…amidst our feeding, washing, weeping, celebrating, listening, silence, traveling, teaching, working, growing, visiting, enjoying a good meal, resting, feeling pain, brokenness, and vulnerability, and healing. Precisely there, among us always.
And, Downey says, it is especially in our brokenness and vulnerability that we come to experience God the deepest, for it was in God’s self-emptying in Christ’s life, passion, and crucifixion that gives us the reason for our hope. As Downey says, “When we are at our darkest hour, bereft of the consolation that even faith brings, Christ is there – unto death and into hell, where the power of love will prevail over all evil.”
The Incarnation is coming. The Incarnation has come. The Incarnation is always here. And so, like Mary, we can say
My soul glorifies the Lord
and my spirit rejoices in God my Savior,
for God has been mindful
of the humble state of God’s servant.
From now on all generations will call me blessed,
for the Mighty One has done great things for me—
holy is the Lord’s name.
The Lord’s mercy extends to those who follow God,
from generation to generation.
God’s arm has performed mighty deeds;
God has scattered those who are proud in their inmost thoughts.
God has brought down rulers from their thrones
but has lifted up the humble.
God has filled the hungry with good things
but has sent the rich away empty.
God has helped servant Israel,
remembering to be merciful
to Abraham and his descendants forever,
just as God promised our ancestors.
[i] Cohick, Lynn H. Women in the World of the Earliest Christians: Illuminating Ancient Ways of Life. Ada, MI: Baker Academic, 2009.
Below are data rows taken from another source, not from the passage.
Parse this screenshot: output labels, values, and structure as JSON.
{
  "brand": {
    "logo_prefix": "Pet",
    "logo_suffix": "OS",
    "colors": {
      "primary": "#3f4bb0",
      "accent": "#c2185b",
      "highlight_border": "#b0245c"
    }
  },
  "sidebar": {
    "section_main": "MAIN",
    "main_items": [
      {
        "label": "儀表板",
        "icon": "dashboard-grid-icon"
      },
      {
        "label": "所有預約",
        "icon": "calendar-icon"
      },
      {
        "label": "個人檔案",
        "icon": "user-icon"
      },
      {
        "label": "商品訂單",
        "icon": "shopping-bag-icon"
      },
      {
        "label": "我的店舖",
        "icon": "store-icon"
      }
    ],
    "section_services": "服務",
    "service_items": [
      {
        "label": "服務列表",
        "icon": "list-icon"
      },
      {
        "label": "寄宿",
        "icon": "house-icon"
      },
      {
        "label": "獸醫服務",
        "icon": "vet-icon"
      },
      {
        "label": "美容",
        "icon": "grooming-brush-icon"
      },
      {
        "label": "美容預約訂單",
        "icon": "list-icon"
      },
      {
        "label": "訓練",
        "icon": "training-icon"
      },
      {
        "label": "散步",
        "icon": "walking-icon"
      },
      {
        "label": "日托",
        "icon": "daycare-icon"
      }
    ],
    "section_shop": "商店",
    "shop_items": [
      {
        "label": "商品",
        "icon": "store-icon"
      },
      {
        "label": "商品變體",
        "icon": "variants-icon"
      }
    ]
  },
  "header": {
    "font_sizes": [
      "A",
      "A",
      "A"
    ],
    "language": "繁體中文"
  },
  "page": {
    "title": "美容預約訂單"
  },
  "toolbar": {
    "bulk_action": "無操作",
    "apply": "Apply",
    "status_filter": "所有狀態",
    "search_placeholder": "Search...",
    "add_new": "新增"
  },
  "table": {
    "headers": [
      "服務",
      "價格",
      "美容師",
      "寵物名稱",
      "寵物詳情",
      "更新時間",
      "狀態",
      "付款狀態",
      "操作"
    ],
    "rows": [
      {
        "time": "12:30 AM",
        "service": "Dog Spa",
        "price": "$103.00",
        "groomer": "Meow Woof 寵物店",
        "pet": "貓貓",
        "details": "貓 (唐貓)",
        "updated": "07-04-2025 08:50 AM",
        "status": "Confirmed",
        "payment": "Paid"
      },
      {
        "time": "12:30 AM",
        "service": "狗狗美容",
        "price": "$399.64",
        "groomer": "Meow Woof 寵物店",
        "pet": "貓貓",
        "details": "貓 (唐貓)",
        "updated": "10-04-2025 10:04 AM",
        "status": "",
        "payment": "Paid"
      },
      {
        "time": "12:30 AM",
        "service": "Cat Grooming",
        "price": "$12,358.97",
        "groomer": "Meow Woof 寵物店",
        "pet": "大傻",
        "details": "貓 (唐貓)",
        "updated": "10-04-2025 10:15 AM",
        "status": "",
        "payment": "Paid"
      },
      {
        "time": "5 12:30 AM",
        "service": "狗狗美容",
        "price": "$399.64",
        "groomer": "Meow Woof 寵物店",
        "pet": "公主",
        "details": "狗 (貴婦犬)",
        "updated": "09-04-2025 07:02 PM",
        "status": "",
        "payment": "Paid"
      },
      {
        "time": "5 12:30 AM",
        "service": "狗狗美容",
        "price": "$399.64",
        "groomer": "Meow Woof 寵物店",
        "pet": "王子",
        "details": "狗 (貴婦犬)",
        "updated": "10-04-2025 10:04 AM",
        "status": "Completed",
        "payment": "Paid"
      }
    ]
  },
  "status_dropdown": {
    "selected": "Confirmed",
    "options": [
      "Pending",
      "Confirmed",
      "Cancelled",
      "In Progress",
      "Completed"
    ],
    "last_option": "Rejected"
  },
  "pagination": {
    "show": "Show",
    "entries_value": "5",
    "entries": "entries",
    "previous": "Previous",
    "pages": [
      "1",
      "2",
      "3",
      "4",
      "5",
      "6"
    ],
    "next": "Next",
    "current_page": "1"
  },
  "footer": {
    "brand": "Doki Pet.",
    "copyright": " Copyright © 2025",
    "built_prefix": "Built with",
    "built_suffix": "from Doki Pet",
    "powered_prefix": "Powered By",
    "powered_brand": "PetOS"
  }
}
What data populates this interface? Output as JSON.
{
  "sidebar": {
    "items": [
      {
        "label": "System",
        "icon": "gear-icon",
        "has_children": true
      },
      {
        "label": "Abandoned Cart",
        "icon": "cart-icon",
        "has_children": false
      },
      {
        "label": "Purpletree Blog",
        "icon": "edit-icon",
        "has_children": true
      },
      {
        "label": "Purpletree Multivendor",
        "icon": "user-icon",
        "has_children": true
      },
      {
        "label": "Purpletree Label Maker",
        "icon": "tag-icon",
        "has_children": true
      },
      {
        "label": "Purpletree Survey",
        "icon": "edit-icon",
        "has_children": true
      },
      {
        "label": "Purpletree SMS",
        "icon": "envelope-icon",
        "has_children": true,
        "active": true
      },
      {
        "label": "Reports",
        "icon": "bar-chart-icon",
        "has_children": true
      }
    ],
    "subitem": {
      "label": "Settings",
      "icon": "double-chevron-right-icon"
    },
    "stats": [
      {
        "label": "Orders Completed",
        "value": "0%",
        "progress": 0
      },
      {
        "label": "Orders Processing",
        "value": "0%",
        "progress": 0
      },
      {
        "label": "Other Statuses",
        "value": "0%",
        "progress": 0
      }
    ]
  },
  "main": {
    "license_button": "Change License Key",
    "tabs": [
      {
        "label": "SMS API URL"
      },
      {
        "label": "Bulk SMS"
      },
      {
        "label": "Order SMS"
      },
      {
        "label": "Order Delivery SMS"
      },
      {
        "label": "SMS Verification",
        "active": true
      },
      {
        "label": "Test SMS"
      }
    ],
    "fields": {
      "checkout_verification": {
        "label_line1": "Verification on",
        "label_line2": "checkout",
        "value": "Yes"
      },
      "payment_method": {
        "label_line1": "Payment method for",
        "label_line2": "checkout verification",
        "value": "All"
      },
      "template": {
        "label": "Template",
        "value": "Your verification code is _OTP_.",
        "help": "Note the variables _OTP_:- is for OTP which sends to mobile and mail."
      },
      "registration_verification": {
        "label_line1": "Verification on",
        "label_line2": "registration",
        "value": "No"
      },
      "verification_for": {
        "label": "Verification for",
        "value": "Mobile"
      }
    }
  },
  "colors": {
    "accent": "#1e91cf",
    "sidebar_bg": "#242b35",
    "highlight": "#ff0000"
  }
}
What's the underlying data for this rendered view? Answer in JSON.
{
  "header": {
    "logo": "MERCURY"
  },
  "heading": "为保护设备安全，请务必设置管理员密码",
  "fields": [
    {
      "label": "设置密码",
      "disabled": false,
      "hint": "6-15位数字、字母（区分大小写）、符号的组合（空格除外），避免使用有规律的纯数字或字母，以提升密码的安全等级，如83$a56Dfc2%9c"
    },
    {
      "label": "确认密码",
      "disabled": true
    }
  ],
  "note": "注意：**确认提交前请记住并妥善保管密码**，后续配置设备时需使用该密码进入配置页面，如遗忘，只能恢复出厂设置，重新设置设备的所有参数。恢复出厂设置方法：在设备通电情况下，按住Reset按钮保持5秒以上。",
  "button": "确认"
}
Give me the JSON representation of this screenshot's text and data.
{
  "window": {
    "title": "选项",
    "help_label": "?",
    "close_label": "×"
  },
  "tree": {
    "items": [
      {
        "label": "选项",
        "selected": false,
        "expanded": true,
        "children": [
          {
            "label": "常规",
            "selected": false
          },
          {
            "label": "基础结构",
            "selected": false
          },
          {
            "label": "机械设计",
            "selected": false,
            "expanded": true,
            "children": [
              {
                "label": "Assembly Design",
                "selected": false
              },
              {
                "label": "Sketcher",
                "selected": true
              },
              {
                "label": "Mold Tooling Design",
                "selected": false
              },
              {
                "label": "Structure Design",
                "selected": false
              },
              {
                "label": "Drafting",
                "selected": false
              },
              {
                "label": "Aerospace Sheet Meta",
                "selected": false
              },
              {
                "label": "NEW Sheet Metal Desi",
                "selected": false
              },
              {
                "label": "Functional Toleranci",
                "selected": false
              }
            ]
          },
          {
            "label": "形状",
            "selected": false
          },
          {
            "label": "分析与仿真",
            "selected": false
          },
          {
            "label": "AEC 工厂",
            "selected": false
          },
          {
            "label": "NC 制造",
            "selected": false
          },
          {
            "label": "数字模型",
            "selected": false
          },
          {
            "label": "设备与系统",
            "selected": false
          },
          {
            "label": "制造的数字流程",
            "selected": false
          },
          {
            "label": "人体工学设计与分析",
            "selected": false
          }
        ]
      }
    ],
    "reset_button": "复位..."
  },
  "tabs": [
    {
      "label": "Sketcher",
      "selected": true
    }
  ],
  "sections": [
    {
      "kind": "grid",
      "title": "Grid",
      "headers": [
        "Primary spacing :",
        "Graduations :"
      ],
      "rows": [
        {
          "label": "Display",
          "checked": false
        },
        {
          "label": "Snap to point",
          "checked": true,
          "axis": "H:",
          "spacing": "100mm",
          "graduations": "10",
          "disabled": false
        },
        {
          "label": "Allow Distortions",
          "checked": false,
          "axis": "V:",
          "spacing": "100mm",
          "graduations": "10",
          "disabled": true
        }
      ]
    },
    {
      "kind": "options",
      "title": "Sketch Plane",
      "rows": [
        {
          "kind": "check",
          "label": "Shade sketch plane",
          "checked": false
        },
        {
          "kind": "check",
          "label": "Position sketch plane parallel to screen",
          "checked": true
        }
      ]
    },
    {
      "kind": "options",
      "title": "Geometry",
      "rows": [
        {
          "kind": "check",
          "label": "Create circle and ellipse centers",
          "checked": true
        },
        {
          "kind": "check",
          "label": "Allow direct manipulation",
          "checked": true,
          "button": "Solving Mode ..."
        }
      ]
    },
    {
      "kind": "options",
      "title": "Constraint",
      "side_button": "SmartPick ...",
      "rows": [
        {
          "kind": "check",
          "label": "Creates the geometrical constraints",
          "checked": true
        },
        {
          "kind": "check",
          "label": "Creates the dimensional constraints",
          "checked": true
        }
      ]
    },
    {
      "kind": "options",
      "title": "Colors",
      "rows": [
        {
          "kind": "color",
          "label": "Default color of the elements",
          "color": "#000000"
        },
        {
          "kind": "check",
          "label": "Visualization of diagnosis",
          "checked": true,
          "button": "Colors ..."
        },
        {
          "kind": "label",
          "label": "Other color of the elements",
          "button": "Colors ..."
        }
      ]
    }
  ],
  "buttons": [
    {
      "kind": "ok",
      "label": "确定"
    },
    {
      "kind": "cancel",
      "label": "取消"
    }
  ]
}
[ii] Donnelly, Doris. “The Season of Hope,” in Mogabgab, John S. (ed.) Weavings, vol. XIV, No. 6, November/December 1999, pp. 15-21.
[iii] Downey, Michael. “Gift’s Constant Coming,” Ibid, pp. 24-32